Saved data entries
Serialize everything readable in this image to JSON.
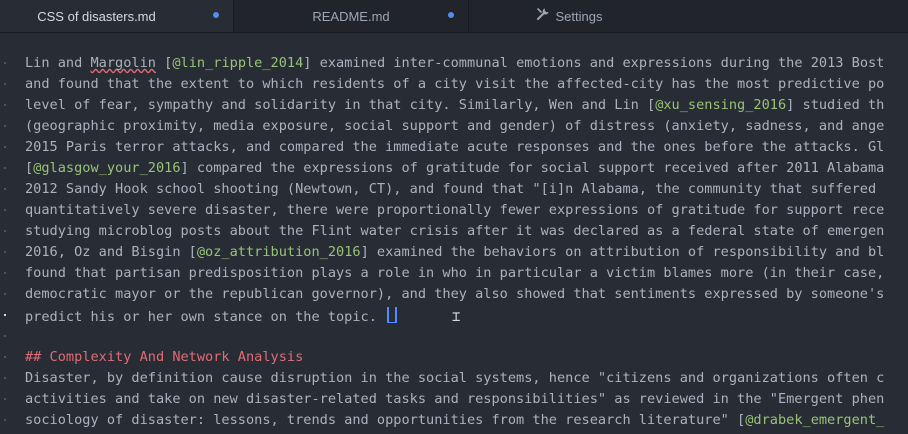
{
  "tabs": [
    {
      "label": "CSS of disasters.md",
      "modified": true,
      "active": true
    },
    {
      "label": "README.md",
      "modified": true,
      "active": false
    },
    {
      "label": "Settings",
      "icon": "wrench-icon",
      "active": false
    }
  ],
  "colors": {
    "background": "#282c34",
    "tabbar": "#21252b",
    "text": "#abb2bf",
    "citation": "#98c379",
    "heading": "#e06c75",
    "modified_dot": "#568af2"
  },
  "editor": {
    "lines": [
      [
        {
          "t": "Lin and "
        },
        {
          "t": "Margolin",
          "c": "spell"
        },
        {
          "t": " ["
        },
        {
          "t": "@lin_ripple_2014",
          "c": "cite"
        },
        {
          "t": "] examined inter-communal emotions and expressions during the 2013 Bost"
        }
      ],
      [
        {
          "t": "and found that the extent to which residents of a city visit the affected-city has the most predictive po"
        }
      ],
      [
        {
          "t": "level of fear, sympathy and solidarity in that city. Similarly, Wen and Lin ["
        },
        {
          "t": "@xu_sensing_2016",
          "c": "cite"
        },
        {
          "t": "] studied th"
        }
      ],
      [
        {
          "t": "(geographic proximity, media exposure, social support and gender) of distress (anxiety, sadness, and ange"
        }
      ],
      [
        {
          "t": "2015 Paris terror attacks, and compared the immediate acute responses and the ones before the attacks. Gl"
        }
      ],
      [
        {
          "t": "["
        },
        {
          "t": "@glasgow_your_2016",
          "c": "cite"
        },
        {
          "t": "] compared the expressions of gratitude for social support received after 2011 Alabama"
        }
      ],
      [
        {
          "t": "2012 Sandy Hook school shooting (Newtown, CT), and found that \"[i]n Alabama, the community that suffered "
        }
      ],
      [
        {
          "t": "quantitatively severe disaster, there were proportionally fewer expressions of gratitude for support rece"
        }
      ],
      [
        {
          "t": "studying microblog posts about the Flint water crisis after it was declared as a federal state of emergen"
        }
      ],
      [
        {
          "t": "2016, Oz and Bisgin ["
        },
        {
          "t": "@oz_attribution_2016",
          "c": "cite"
        },
        {
          "t": "] examined the behaviors on attribution of responsibility and bl"
        }
      ],
      [
        {
          "t": "found that partisan predisposition plays a role in who in particular a victim blames more (in their case,"
        }
      ],
      [
        {
          "t": "democratic mayor or the republican governor), and they also showed that sentiments expressed by someone's"
        }
      ],
      [
        {
          "t": "predict his or her own stance on the topic. "
        },
        {
          "cursor": true
        }
      ],
      [],
      [
        {
          "t": "## Complexity And Network Analysis",
          "c": "heading"
        }
      ],
      [
        {
          "t": "Disaster, by definition cause disruption in the social systems, hence \"citizens and organizations often c"
        }
      ],
      [
        {
          "t": "activities and take on new disaster-related tasks and responsibilities\" as reviewed in the \"Emergent phen"
        }
      ],
      [
        {
          "t": "sociology of disaster: lessons, trends and opportunities from the research literature\" ["
        },
        {
          "t": "@drabek_emergent_",
          "c": "cite"
        }
      ]
    ]
  }
}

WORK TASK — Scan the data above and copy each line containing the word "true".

RESPONSE AREA —
      "modified": true,
      "active": true
      "modified": true,
          "cursor": true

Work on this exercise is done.